Jump to: navigation, search
Goddess of Universal health
Panacea (center) administering medicine to a baby (Picture of the Veronese physician J. Gazola as part of a larger woodcut, 1716)
Abode Mount Olympus
Parents Asclepius and Epione
Siblings Aceso, Aglaea, Aratus, Hygieia, Iaso, Machaon, Podalirius, Telesphoros

In Greek mythology, Panacea (Greek Πανάκεια, Panakeia) was a goddess of Universal remedy. She was the daughter of Asclepius and Epione. Panacea and her four sisters each performed a facet of Apollo's art: Panacea (the goddess of Universal health), Hygieia ("Hygiene" the goddess/personification of health, cleanliness, and sanitation ), Iaso (the goddess of recuperation from illness), Aceso (the goddess of the healing process), and Aglæa/Ægle (the goddess of beauty, splendor, glory, magnificence, and adornment).
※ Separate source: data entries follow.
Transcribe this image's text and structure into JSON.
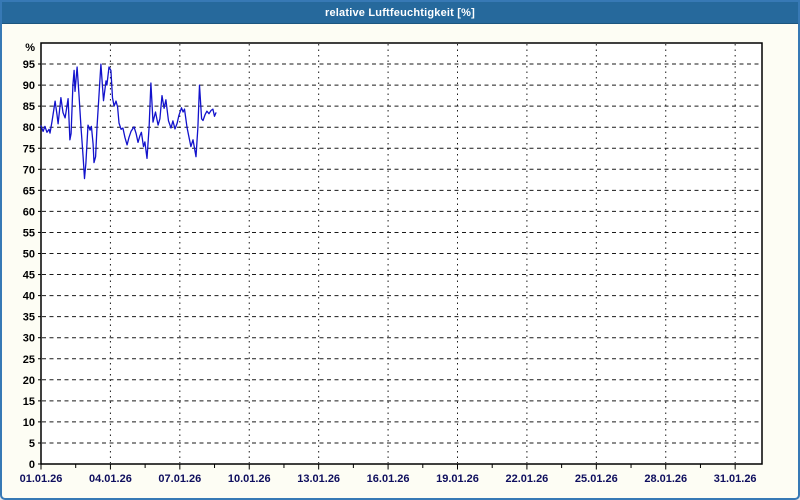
{
  "window": {
    "title": "relative Luftfeuchtigkeit [%]"
  },
  "colors": {
    "frame_border": "#3779b5",
    "titlebar_bg": "#26699c",
    "titlebar_text": "#ffffff",
    "page_bg": "#fdfdf4",
    "plot_bg": "#ffffff",
    "plot_border": "#000000",
    "gridline": "#1a1a1a",
    "y_label": "#000000",
    "x_label": "#0e0e5e",
    "series_line": "#1212cc"
  },
  "chart_data": {
    "type": "line",
    "title": "relative Luftfeuchtigkeit [%]",
    "xlabel": "",
    "ylabel": "%",
    "ylim": [
      0,
      100
    ],
    "y_ticks": [
      0,
      5,
      10,
      15,
      20,
      25,
      30,
      35,
      40,
      45,
      50,
      55,
      60,
      65,
      70,
      75,
      80,
      85,
      90,
      95
    ],
    "xlim_days": [
      1,
      32.16
    ],
    "x_tick_days": [
      1,
      4,
      7,
      10,
      13,
      16,
      19,
      22,
      25,
      28,
      31
    ],
    "x_tick_labels": [
      "01.01.26",
      "04.01.26",
      "07.01.26",
      "10.01.26",
      "13.01.26",
      "16.01.26",
      "19.01.26",
      "22.01.26",
      "25.01.26",
      "28.01.26",
      "31.01.26"
    ],
    "x_minor_tick_days": [
      2.5,
      5.5,
      8.5,
      11.5,
      14.5,
      17.5,
      20.5,
      23.5,
      26.5,
      29.5
    ],
    "grid": "dashed",
    "legend": "none",
    "series": [
      {
        "name": "relative Luftfeuchtigkeit",
        "color": "#1212cc",
        "points": [
          [
            1.0,
            80.3
          ],
          [
            1.09,
            79.0
          ],
          [
            1.17,
            80.2
          ],
          [
            1.26,
            78.8
          ],
          [
            1.35,
            79.5
          ],
          [
            1.39,
            78.6
          ],
          [
            1.48,
            81.5
          ],
          [
            1.61,
            86.2
          ],
          [
            1.69,
            83.0
          ],
          [
            1.74,
            80.8
          ],
          [
            1.86,
            87.0
          ],
          [
            1.95,
            83.5
          ],
          [
            2.04,
            82.2
          ],
          [
            2.17,
            86.8
          ],
          [
            2.25,
            77.0
          ],
          [
            2.3,
            78.5
          ],
          [
            2.38,
            90.0
          ],
          [
            2.43,
            93.5
          ],
          [
            2.47,
            88.5
          ],
          [
            2.56,
            94.3
          ],
          [
            2.64,
            88.0
          ],
          [
            2.73,
            80.0
          ],
          [
            2.82,
            73.0
          ],
          [
            2.88,
            67.8
          ],
          [
            2.94,
            71.5
          ],
          [
            3.03,
            80.5
          ],
          [
            3.12,
            79.3
          ],
          [
            3.18,
            80.2
          ],
          [
            3.25,
            76.0
          ],
          [
            3.29,
            71.6
          ],
          [
            3.36,
            73.0
          ],
          [
            3.42,
            80.0
          ],
          [
            3.51,
            88.0
          ],
          [
            3.59,
            95.0
          ],
          [
            3.7,
            86.3
          ],
          [
            3.81,
            91.0
          ],
          [
            3.85,
            90.0
          ],
          [
            3.94,
            94.3
          ],
          [
            4.02,
            93.5
          ],
          [
            4.09,
            87.0
          ],
          [
            4.16,
            85.0
          ],
          [
            4.24,
            86.2
          ],
          [
            4.31,
            84.8
          ],
          [
            4.37,
            81.0
          ],
          [
            4.46,
            79.5
          ],
          [
            4.54,
            79.8
          ],
          [
            4.63,
            77.5
          ],
          [
            4.72,
            75.8
          ],
          [
            4.8,
            77.5
          ],
          [
            4.89,
            79.0
          ],
          [
            5.02,
            80.1
          ],
          [
            5.11,
            78.5
          ],
          [
            5.19,
            76.4
          ],
          [
            5.28,
            78.0
          ],
          [
            5.34,
            78.8
          ],
          [
            5.43,
            75.4
          ],
          [
            5.49,
            76.5
          ],
          [
            5.58,
            72.6
          ],
          [
            5.67,
            80.0
          ],
          [
            5.75,
            90.5
          ],
          [
            5.84,
            81.2
          ],
          [
            5.95,
            83.6
          ],
          [
            6.06,
            80.5
          ],
          [
            6.14,
            82.0
          ],
          [
            6.23,
            87.5
          ],
          [
            6.32,
            84.5
          ],
          [
            6.4,
            86.5
          ],
          [
            6.51,
            81.5
          ],
          [
            6.62,
            79.8
          ],
          [
            6.7,
            81.5
          ],
          [
            6.79,
            79.6
          ],
          [
            6.88,
            80.9
          ],
          [
            6.96,
            82.8
          ],
          [
            7.07,
            84.6
          ],
          [
            7.14,
            83.6
          ],
          [
            7.2,
            84.3
          ],
          [
            7.31,
            80.0
          ],
          [
            7.4,
            77.5
          ],
          [
            7.48,
            75.4
          ],
          [
            7.57,
            77.0
          ],
          [
            7.7,
            73.0
          ],
          [
            7.78,
            80.0
          ],
          [
            7.85,
            90.0
          ],
          [
            7.94,
            82.0
          ],
          [
            8.0,
            81.6
          ],
          [
            8.09,
            83.0
          ],
          [
            8.17,
            83.8
          ],
          [
            8.26,
            83.2
          ],
          [
            8.35,
            84.0
          ],
          [
            8.43,
            84.3
          ],
          [
            8.5,
            82.6
          ],
          [
            8.56,
            83.4
          ]
        ]
      }
    ]
  }
}
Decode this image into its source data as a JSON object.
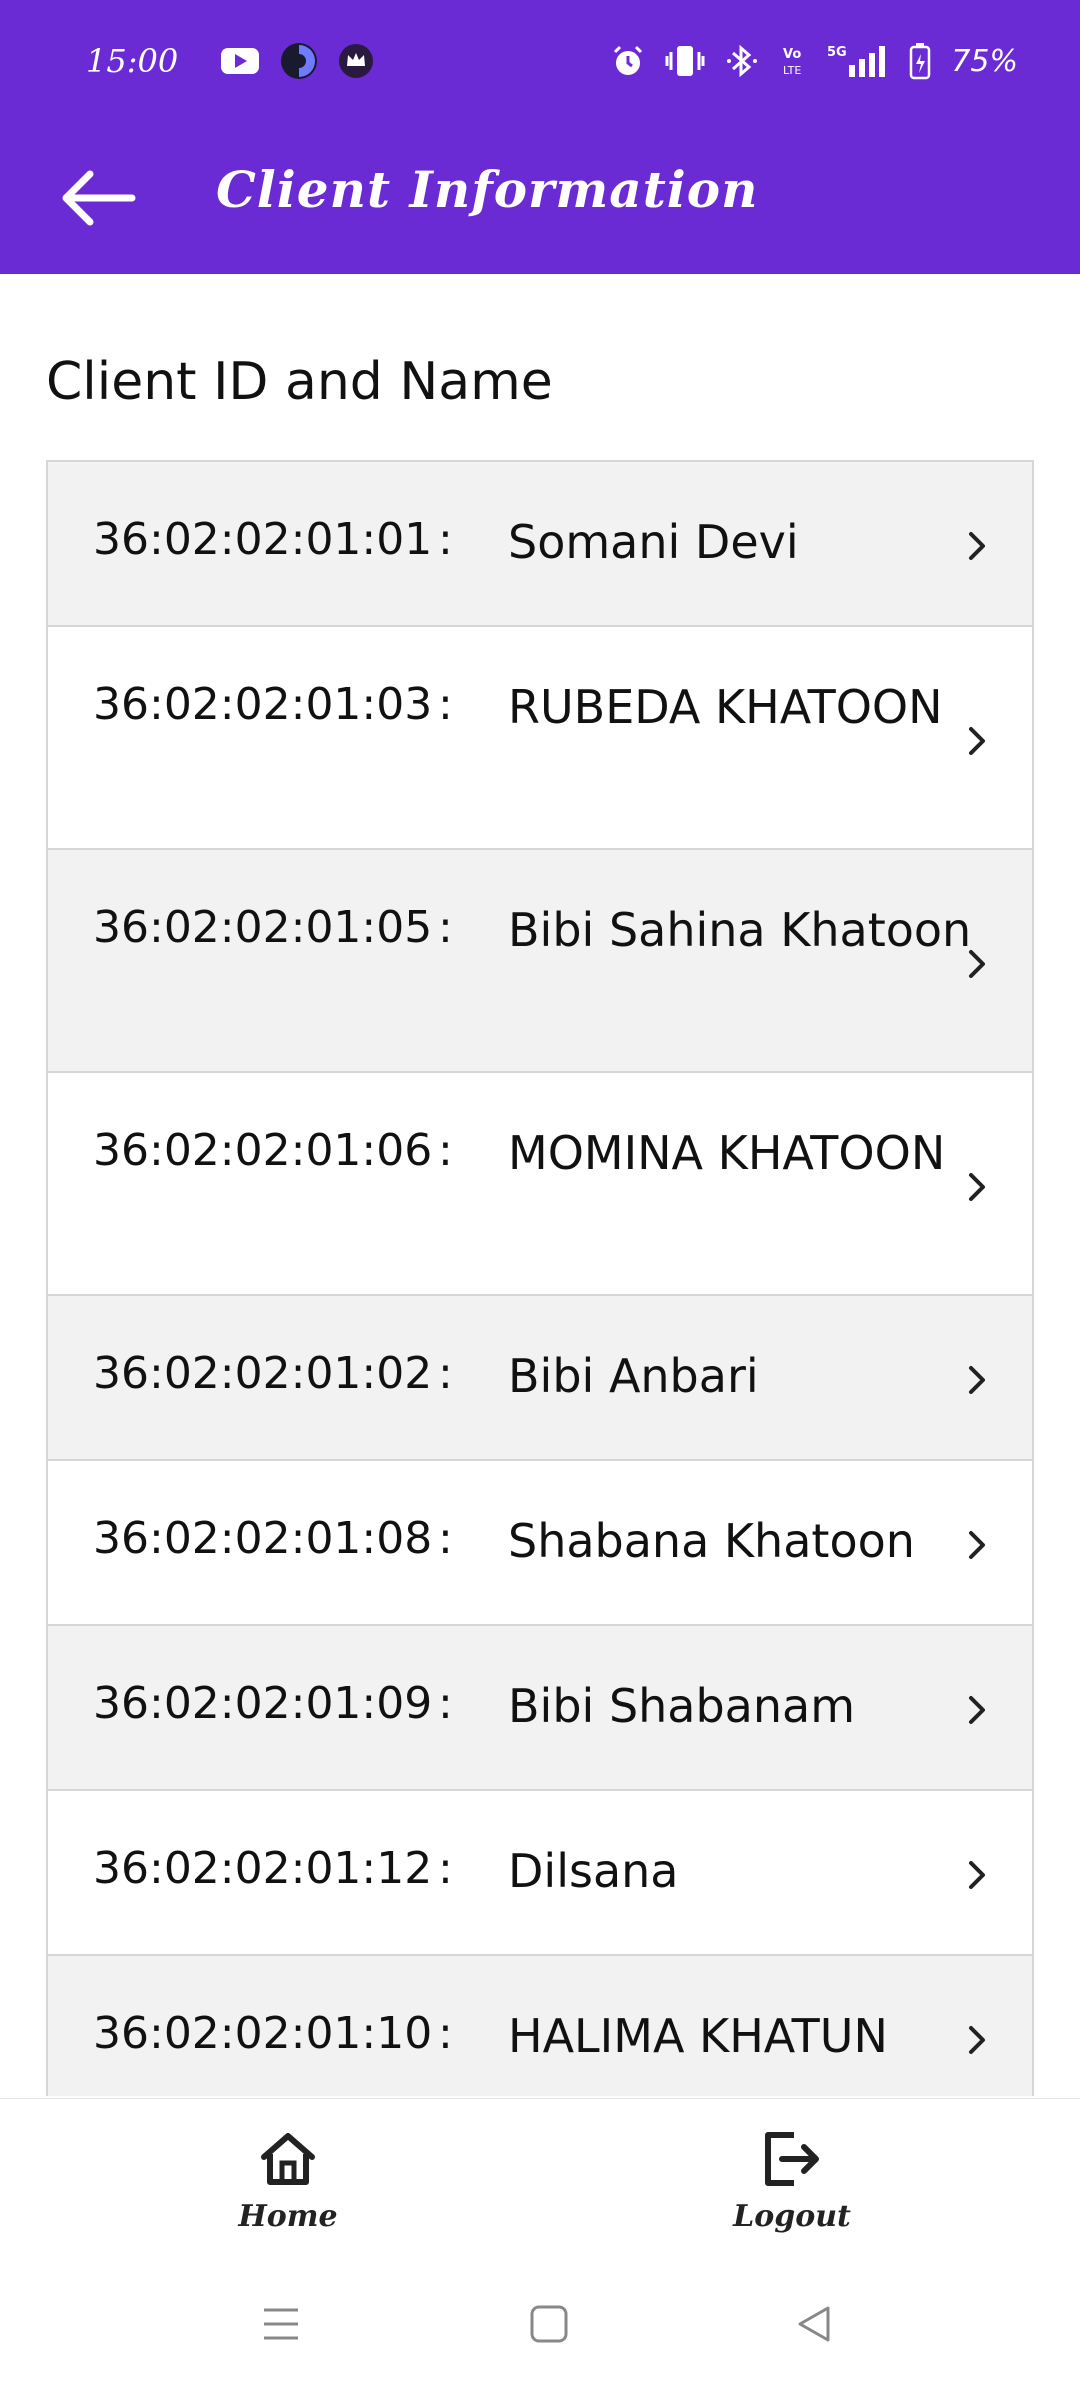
{
  "status_bar": {
    "time": "15:00",
    "battery": "75%",
    "icons": [
      "youtube-icon",
      "app-icon",
      "crown-icon",
      "alarm-icon",
      "vibrate-icon",
      "bluetooth-icon",
      "volte-icon",
      "5g-signal-icon",
      "battery-icon"
    ]
  },
  "app_bar": {
    "title": "Client Information",
    "back_icon": "arrow-left-icon"
  },
  "section_title": "Client ID and Name",
  "clients": [
    {
      "id": "36:02:02:01:01",
      "sep": ":",
      "name": "Somani Devi"
    },
    {
      "id": "36:02:02:01:03",
      "sep": ":",
      "name": "RUBEDA KHATOON"
    },
    {
      "id": "36:02:02:01:05",
      "sep": ":",
      "name": "Bibi Sahina Khatoon"
    },
    {
      "id": "36:02:02:01:06",
      "sep": ":",
      "name": "MOMINA KHATOON"
    },
    {
      "id": "36:02:02:01:02",
      "sep": ":",
      "name": "Bibi Anbari"
    },
    {
      "id": "36:02:02:01:08",
      "sep": ":",
      "name": "Shabana Khatoon"
    },
    {
      "id": "36:02:02:01:09",
      "sep": ":",
      "name": "Bibi Shabanam"
    },
    {
      "id": "36:02:02:01:12",
      "sep": ":",
      "name": "Dilsana"
    },
    {
      "id": "36:02:02:01:10",
      "sep": ":",
      "name": "HALIMA KHATUN"
    }
  ],
  "bottom_nav": {
    "home_label": "Home",
    "logout_label": "Logout"
  },
  "colors": {
    "primary": "#6a2bd4",
    "row_alt": "#f2f2f2",
    "divider": "#d6d6d6"
  }
}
Panacea also had four brothers—Podaleirus, one of the two kings of Tricca, who had a flair for diagnostics, and Machaon, the other king of Tricca, who was a master surgeon (these two took part in the Trojan War until Machaon was killed by Penthesilea, queen of the Amazons); Telesphoros, who devoted his life to serving Asclepius; and Aratus, her half-brother, who was a Greek hero and the patron/liberator of Sicyon.

Panacea was said to have a poultice or potion with which she healed the sick. This brought about the concept of the panacea in medicine, a substance meant to cure all diseases. The term is also used figuratively as something intended to completely solve a large, multi-faceted problem.

A river in Thrace/Moesia was named after the goddess, and is still known as the river Zlatna Panega (from Greek panakeia).

Panacea is also boutique music and lifestyle camping festival in Tatong, Victoria, Australia.